Showing kindness to others helps us to form more positive and more rewarding relationships, which in turn makes us happier. And the happiness doesn’t stop there. Being kind boosts our serotonin – the neurotransmitter responsible for feelings of satisfaction and well-being – and it also causes our body to release endorphins.

It can also have a significantly positive impact on our health. It can reduce stress by helping us focus on things outside our own life. And a study on happiness from the University of British Columbia showed those who engaged in kind acts experienced lower levels of anxiety.

It can also lead to the release of oxytocin which helps to lower our blood pressure and reduce inflammation. In fact, a study conducted in 2013 showed volunteering correlated with a 24% lower risk of early death.

 

Show a little more kindness everyday

As Aesop once said; ‘No act of kindness, however small, is ever wasted’, so try to show a little kindness every day.

  1. It starts with hello: Whether it’s a simple ‘good morning’ to someone you pass on the way to work, introducing yourself to your neighbours and asking if they need anything, or sending a handwritten card to a friend just to brighten their day – it can all make a difference to the way others feel.
  2. Give someone a compliment: Even something as simple as saying how much you like someone’s shoes can instantly lift their mood.
  3. Pay-it-forward: Next time you buy a coffee, why not offer to buy one for the next person on the queue. They may be inspired by your act to do something generous for someone else, setting off a whole chain of kindness that has a greater impact than you might imagine.
  4. Do something unexpected: Generosity doesn’t have to cost money. It could be something as simple as doing a chore you know your spouse hates!
  5. Give to those in need: Buy a hot drink and a bite to eat for a homeless person, donate items to a charity shop, or donate your time by volunteering – it all helps.
  6. Give blood: It’s not just your money or time that you could donate. Becoming a regular blood donor could save countless lives.
  7. Write a review: Post a positive review online for a business you love or share their social media posts to help them grow.
  8. Brighten up your community: Organise a litter pick or get stuck into some ‘guerrilla gardening’ to spruce up your local area.
  9. Be kind to the earth: Plant a tree, make a bug hotel, feed the birds, or grow bee and butterfly friendly wildflowers to give nature a helping hand.
  10. Don’t forget to be kind to yourself: Practice a little self-care and do something you enjoy, or recite some positive affirmations to yourself to give yourself a daily boost.

When Lyn booked me with Dr McFarlane and said ‘what he doesn’t know about sexual health isn’t worth knowing’ she was right. Thorough assessment, quick test and immediate treatment all in a relaxed, professional manner – Excellent!

Stu – W Lothian – Robert

YourGP is regulated by Healthcare Improvement Scotland – the regulator for independent healthcare services across Scotland.
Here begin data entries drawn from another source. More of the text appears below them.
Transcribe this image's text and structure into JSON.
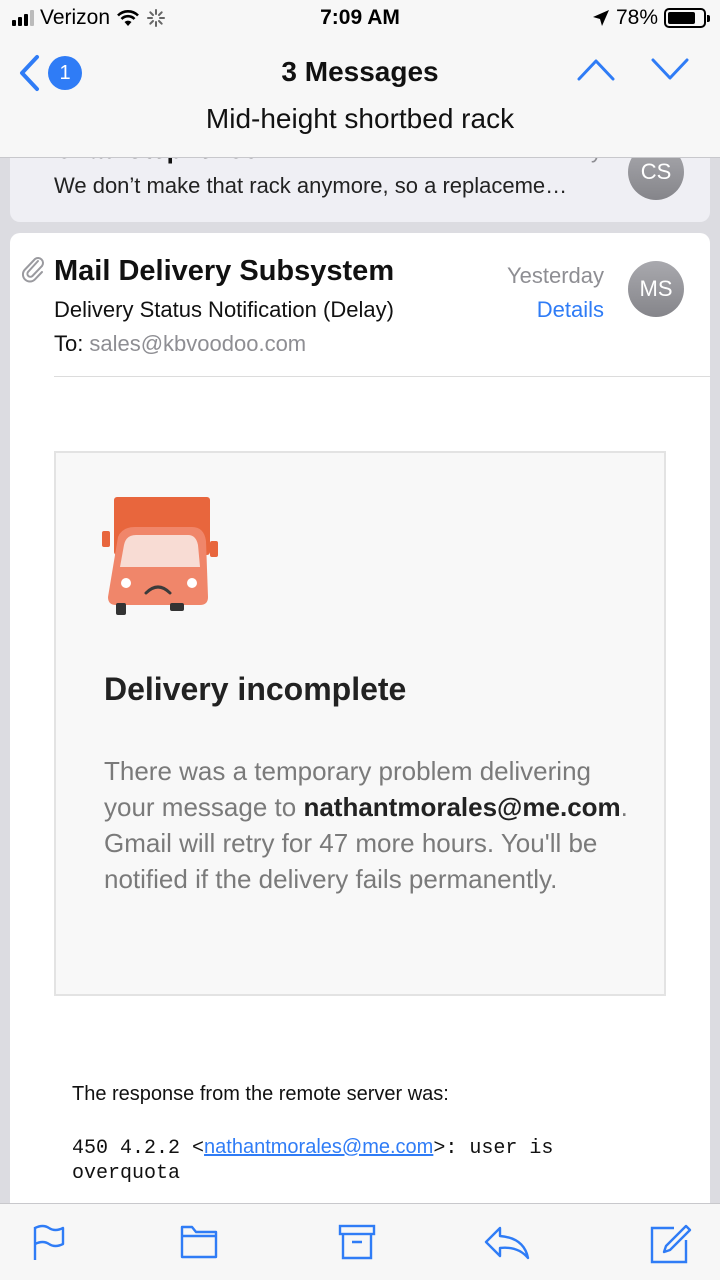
{
  "status_bar": {
    "carrier": "Verizon",
    "time": "7:09 AM",
    "battery": "78%",
    "battery_level": 0.78
  },
  "nav": {
    "back_count": "1",
    "title": "3 Messages",
    "subtitle": "Mid-height shortbed rack"
  },
  "previous_message": {
    "sender": "Chad Stephenson",
    "date": "Saturday",
    "snippet": "We don’t make that rack anymore, so a replaceme…",
    "avatar": "CS"
  },
  "message": {
    "sender": "Mail Delivery Subsystem",
    "date": "Yesterday",
    "details_label": "Details",
    "avatar": "MS",
    "subject": "Delivery Status Notification (Delay)",
    "to_label": "To:",
    "to_address": "sales@kbvoodoo.com",
    "notice": {
      "title": "Delivery incomplete",
      "body_1": "There was a temporary problem delivering your message to ",
      "email": "nathantmorales@me.com",
      "body_2": ". Gmail will retry for 47 more hours. You'll be notified if the delivery fails permanently."
    },
    "response_label": "The response from the remote server was:",
    "response_code_prefix": "450 4.2.2 <",
    "response_email": "nathantmorales@me.com",
    "response_code_suffix": ">: user is overquota"
  },
  "toolbar": {
    "icons": [
      "flag-icon",
      "folder-icon",
      "archive-icon",
      "reply-icon",
      "compose-icon"
    ]
  },
  "colors": {
    "accent": "#2f7cf6",
    "truck_orange": "#e8663d",
    "truck_body": "#f0866a"
  }
}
Healthcare Improvement Scotland accepts complaints at any time. Contact them at:

Independent Healthcare Team
Gyle Square | 1 South Gyle Crescent | Edinburgh | EH12 9EB
0131 623 4342 | hcis.clinicregulation@nhs.net